* INSTRUCTIONS FOR THE TASK *
When "JSON" occurs in a line of the material, copy that line.

── EXTRACTED DATA

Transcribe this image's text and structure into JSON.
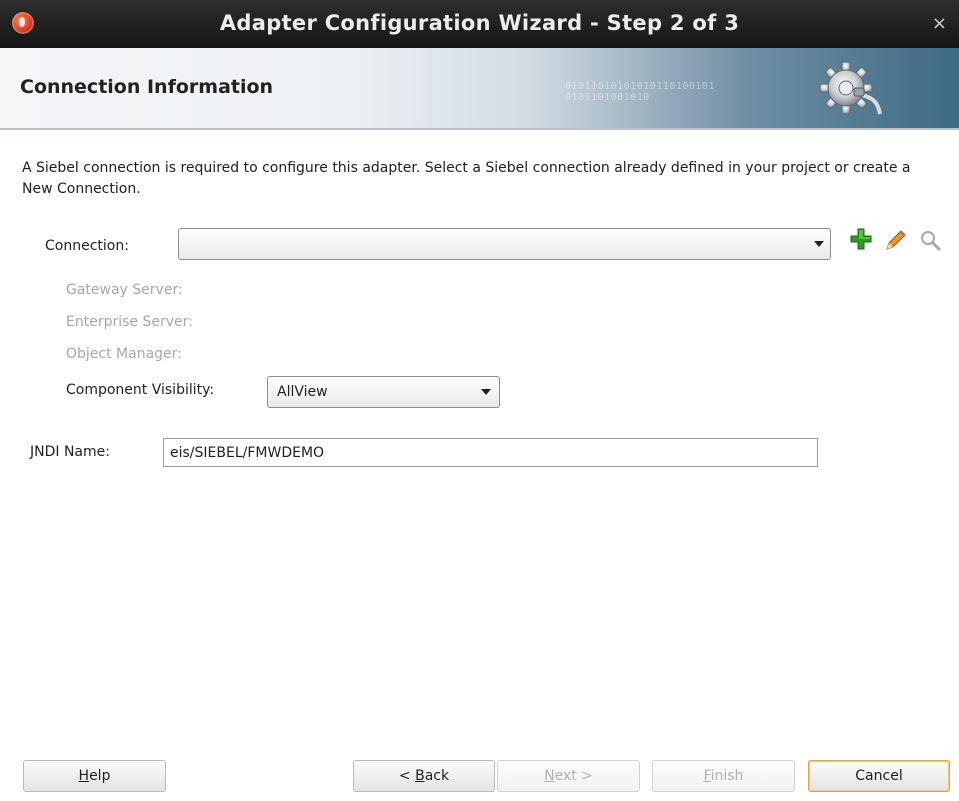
{
  "window": {
    "title": "Adapter Configuration Wizard - Step 2 of 3",
    "close_glyph": "×"
  },
  "header": {
    "title": "Connection Information",
    "binary_text": "01011010101010110100101 0101101001010",
    "icon": "gear-plug-icon"
  },
  "description": "A Siebel connection is required to configure this adapter. Select a Siebel connection already defined in your project or create a New Connection.",
  "connection": {
    "label": "Connection:",
    "value": "",
    "actions": {
      "add_icon": "plus-icon",
      "edit_icon": "pencil-icon",
      "search_icon": "magnifier-icon"
    }
  },
  "details": {
    "gateway_server": "Gateway Server:",
    "enterprise_server": "Enterprise Server:",
    "object_manager": "Object Manager:"
  },
  "component_visibility": {
    "label": "Component Visibility:",
    "value": "AllView"
  },
  "jndi": {
    "label": "JNDI Name:",
    "value": "eis/SIEBEL/FMWDEMO"
  },
  "buttons": {
    "help": {
      "mnemonic": "H",
      "rest": "elp"
    },
    "back": {
      "prefix": "< ",
      "mnemonic": "B",
      "rest": "ack"
    },
    "next": {
      "mnemonic": "N",
      "rest": "ext >"
    },
    "finish": {
      "mnemonic": "F",
      "rest": "inish"
    },
    "cancel": {
      "label": "Cancel"
    }
  },
  "colors": {
    "titlebar": "#1e1e1e",
    "add_icon_green": "#2e9a1f",
    "default_button_border": "#e2a243"
  }
}
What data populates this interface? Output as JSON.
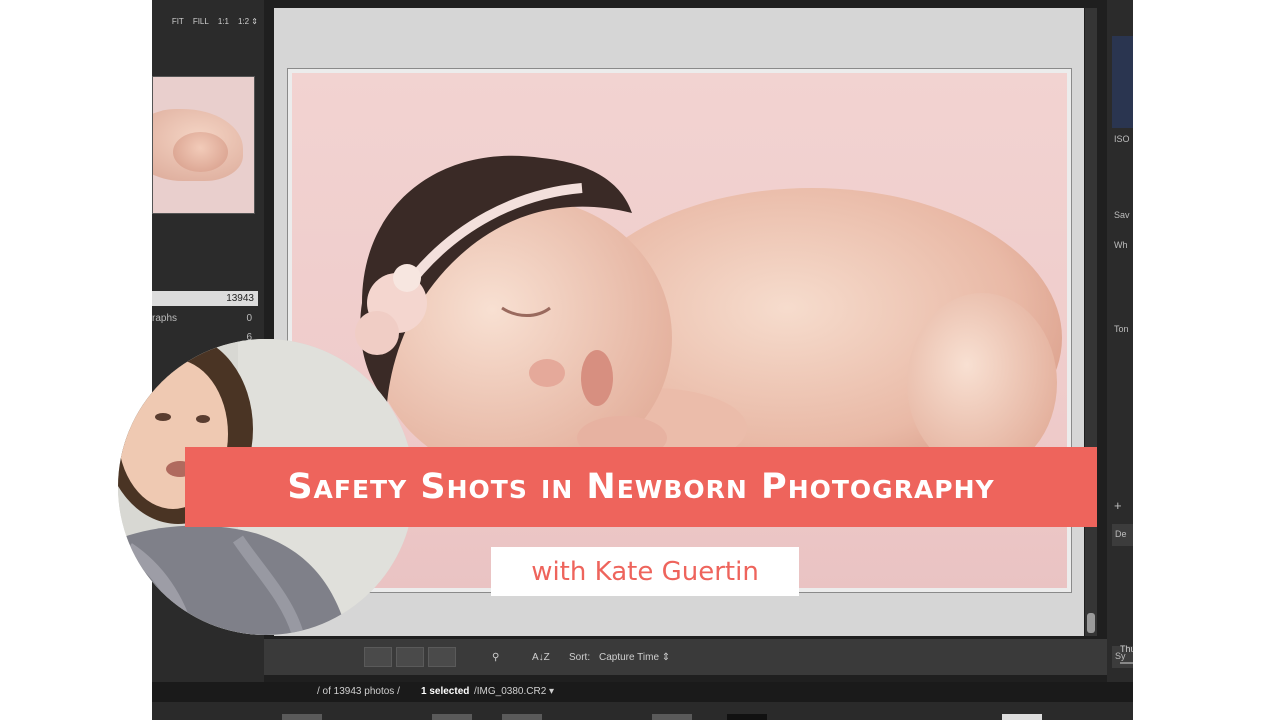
{
  "zoom_options": [
    "FIT",
    "FILL",
    "1:1",
    "1:2 ⇕"
  ],
  "catalog": {
    "total_count": "13943",
    "rows": [
      {
        "label": "raphs",
        "count": "0"
      },
      {
        "label": "",
        "count": "6"
      }
    ]
  },
  "right_panel": {
    "iso_label": "ISO",
    "save_label": "Sav",
    "wb_label": "Wh",
    "tone_label": "Ton",
    "plus_label": "+",
    "def_label": "De",
    "sync_label": "Sy"
  },
  "toolbar": {
    "sort_label": "Sort:",
    "sort_value": "Capture Time ⇕",
    "thumbnails_label": "Thumbnails",
    "az_icon_text": "A↓Z"
  },
  "status": {
    "text_prefix": "/ of 13943 photos /",
    "selected_text": "1 selected",
    "filename": "/IMG_0380.CR2 ▾"
  },
  "overlay": {
    "title": "Safety Shots in Newborn Photography",
    "subtitle": "with Kate Guertin"
  },
  "colors": {
    "accent": "#ee645c",
    "backdrop": "#efcccb",
    "panel_dark": "#2b2b2b"
  }
}
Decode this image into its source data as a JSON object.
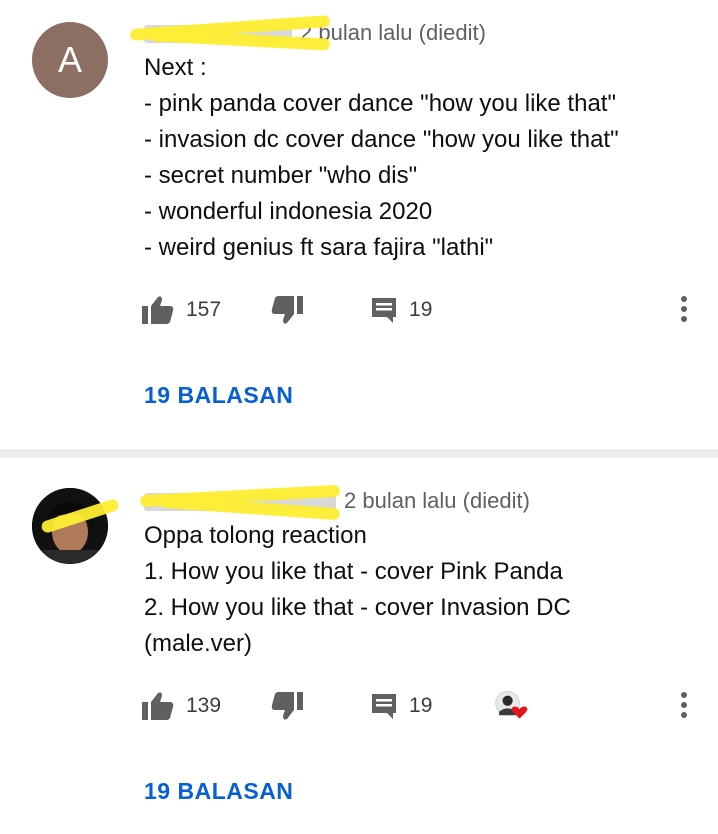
{
  "comments": [
    {
      "avatar_letter": "A",
      "time": "2 bulan lalu (diedit)",
      "lines": [
        "Next :",
        "- pink panda cover dance \"how you like that\"",
        "- invasion dc cover dance \"how you like that\"",
        "- secret number \"who dis\"",
        "- wonderful indonesia 2020",
        "- weird genius ft sara fajira \"lathi\""
      ],
      "likes": "157",
      "reply_count": "19",
      "replies_label": "19 BALASAN"
    },
    {
      "time": "2 bulan lalu (diedit)",
      "lines": [
        "Oppa tolong reaction",
        "1. How you like that - cover Pink Panda",
        "2. How you like that - cover Invasion DC (male.ver)"
      ],
      "likes": "139",
      "reply_count": "19",
      "replies_label": "19 BALASAN"
    }
  ],
  "icons": {
    "like": "thumb-up-icon",
    "dislike": "thumb-down-icon",
    "reply": "comment-icon",
    "more": "more-vertical-icon",
    "creator_heart": "creator-heart-icon"
  },
  "colors": {
    "link": "#065fd4",
    "meta": "#606060",
    "redaction": "#ffee33"
  }
}
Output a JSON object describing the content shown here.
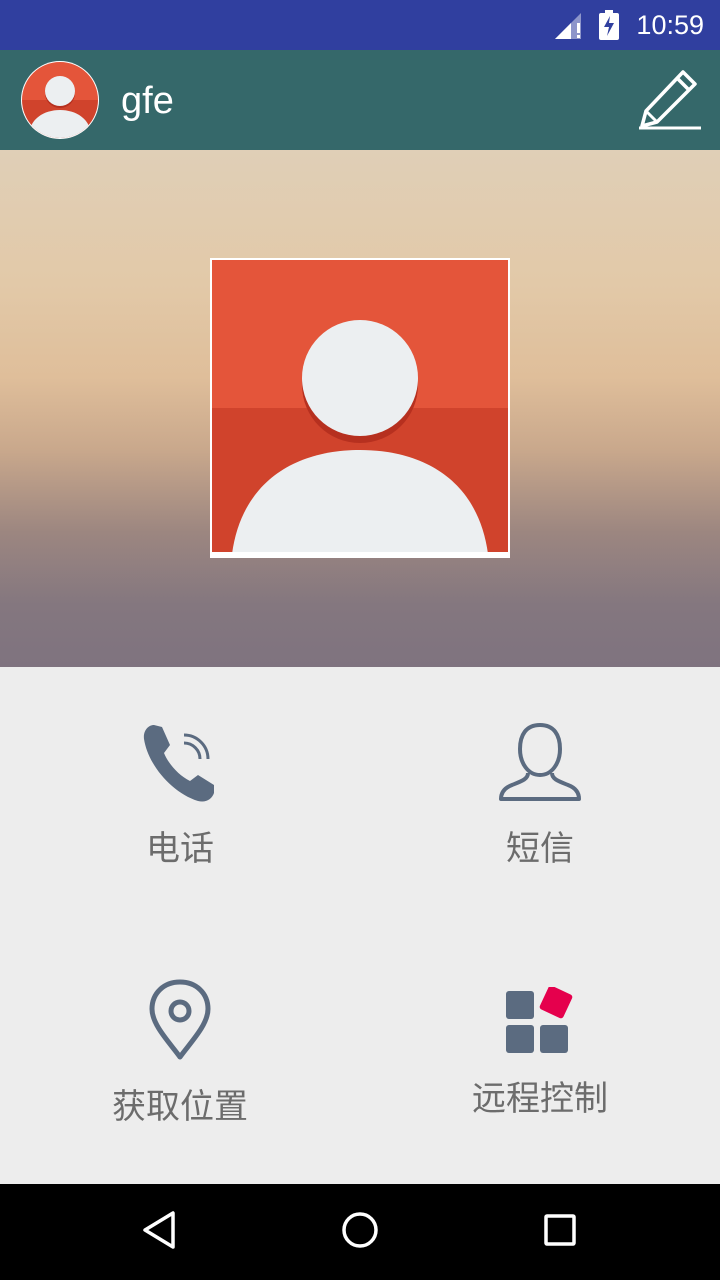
{
  "status_bar": {
    "time": "10:59",
    "icons": [
      "signal-icon",
      "battery-charging-icon"
    ]
  },
  "app_bar": {
    "title": "gfe",
    "avatar_icon": "avatar-icon",
    "edit_icon": "pencil-icon"
  },
  "hero": {
    "photo_icon": "default-avatar-icon"
  },
  "actions": [
    {
      "label": "电话",
      "icon": "phone-icon"
    },
    {
      "label": "短信",
      "icon": "person-outline-icon"
    },
    {
      "label": "获取位置",
      "icon": "location-pin-icon"
    },
    {
      "label": "远程控制",
      "icon": "apps-grid-icon"
    }
  ],
  "nav_bar": {
    "icons": [
      "back-triangle-icon",
      "home-circle-icon",
      "recents-square-icon"
    ]
  },
  "colors": {
    "status_bar": "#303f9f",
    "app_bar": "#35686a",
    "avatar_red": "#e4553a",
    "icon_slate": "#5b6b80",
    "accent_pink": "#e5004d"
  }
}
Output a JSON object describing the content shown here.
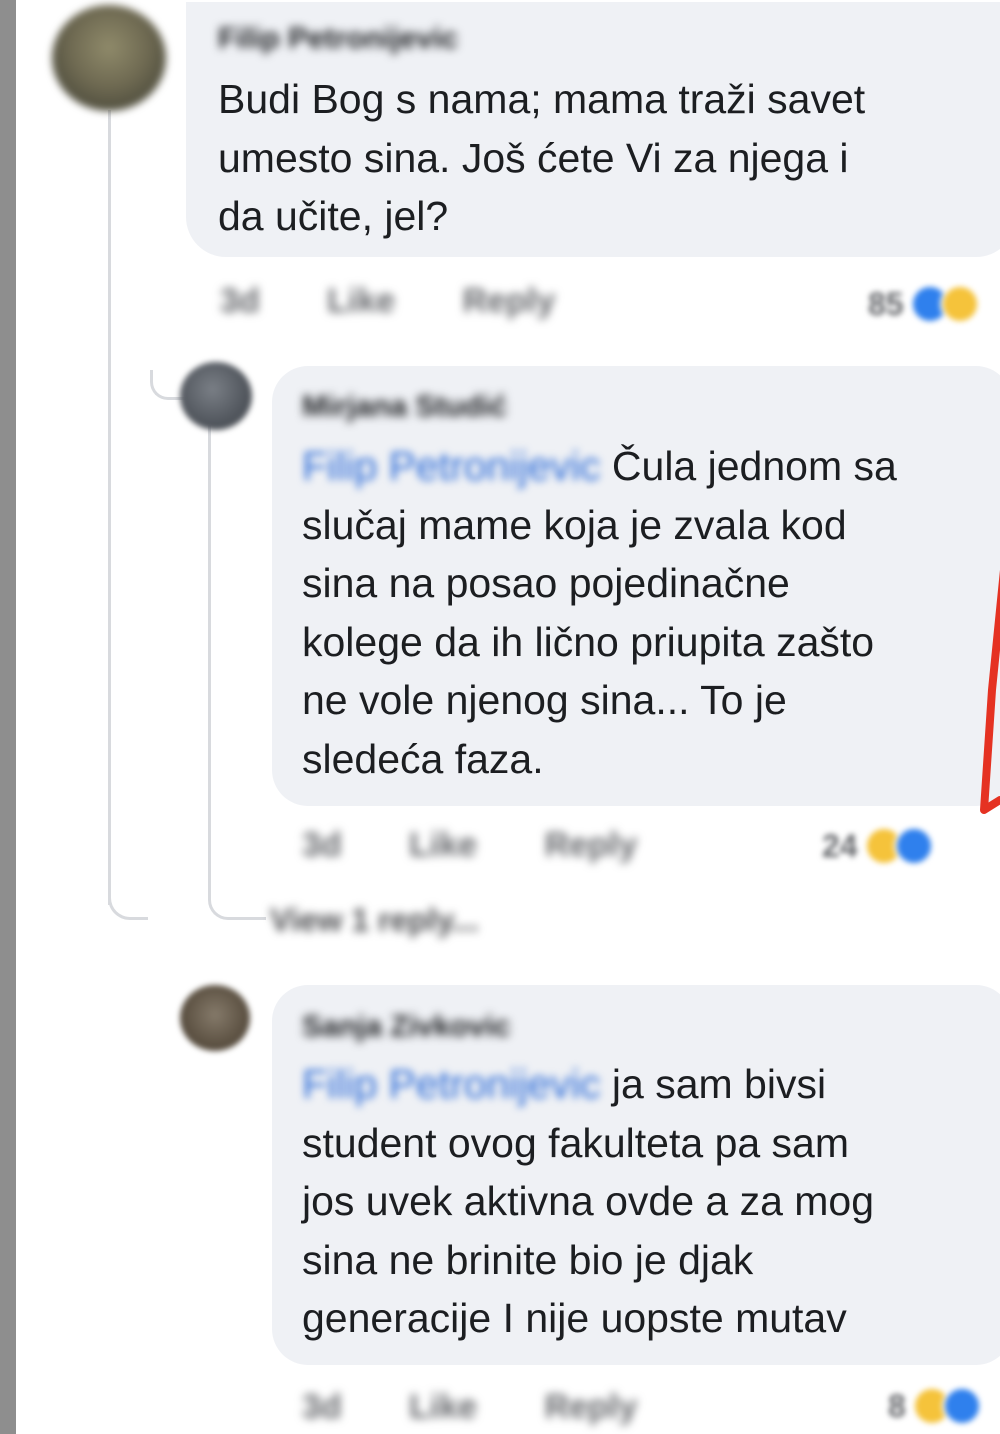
{
  "comments": [
    {
      "author": "Filip Petronijevic",
      "lines": [
        "Budi Bog s nama; mama traži savet",
        "umesto sina. Još ćete Vi za njega i",
        "da učite, jel?"
      ],
      "time": "3d",
      "like": "Like",
      "reply": "Reply",
      "reaction_count": "85"
    },
    {
      "author": "Mirjana Studić",
      "mention": "Filip Petronijevic",
      "first_line_rest": "Čula jednom sa",
      "lines": [
        "slučaj mame koja je zvala kod",
        "sina na posao pojedinačne",
        "kolege da ih lično priupita zašto",
        "ne vole njenog sina... To je",
        "sledeća faza."
      ],
      "time": "3d",
      "like": "Like",
      "reply": "Reply",
      "reaction_count": "24"
    },
    {
      "author": "Sanja Zivkovic",
      "mention": "Filip Petronijevic",
      "first_line_rest": "ja sam bivsi",
      "lines": [
        "student ovog fakulteta pa sam",
        "jos uvek aktivna ovde a za mog",
        "sina ne brinite bio je djak",
        "generacije I nije uopste mutav"
      ],
      "time": "3d",
      "like": "Like",
      "reply": "Reply",
      "reaction_count": "8"
    }
  ],
  "view_replies": "View 1 reply...",
  "colors": {
    "mention": "#2a6ad7",
    "bubble": "#eff1f5",
    "arrow": "#e53222"
  },
  "icons": [
    "like-reaction-icon",
    "haha-reaction-icon"
  ]
}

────

* REPLY TO THE TASK *
Transcribe this image's text and structure into JSON.
What data populates this interface? Output as JSON.
Decode this image into its source data as a JSON object.
Output a JSON object describing the content shown here.
Output a JSON object describing the content shown here.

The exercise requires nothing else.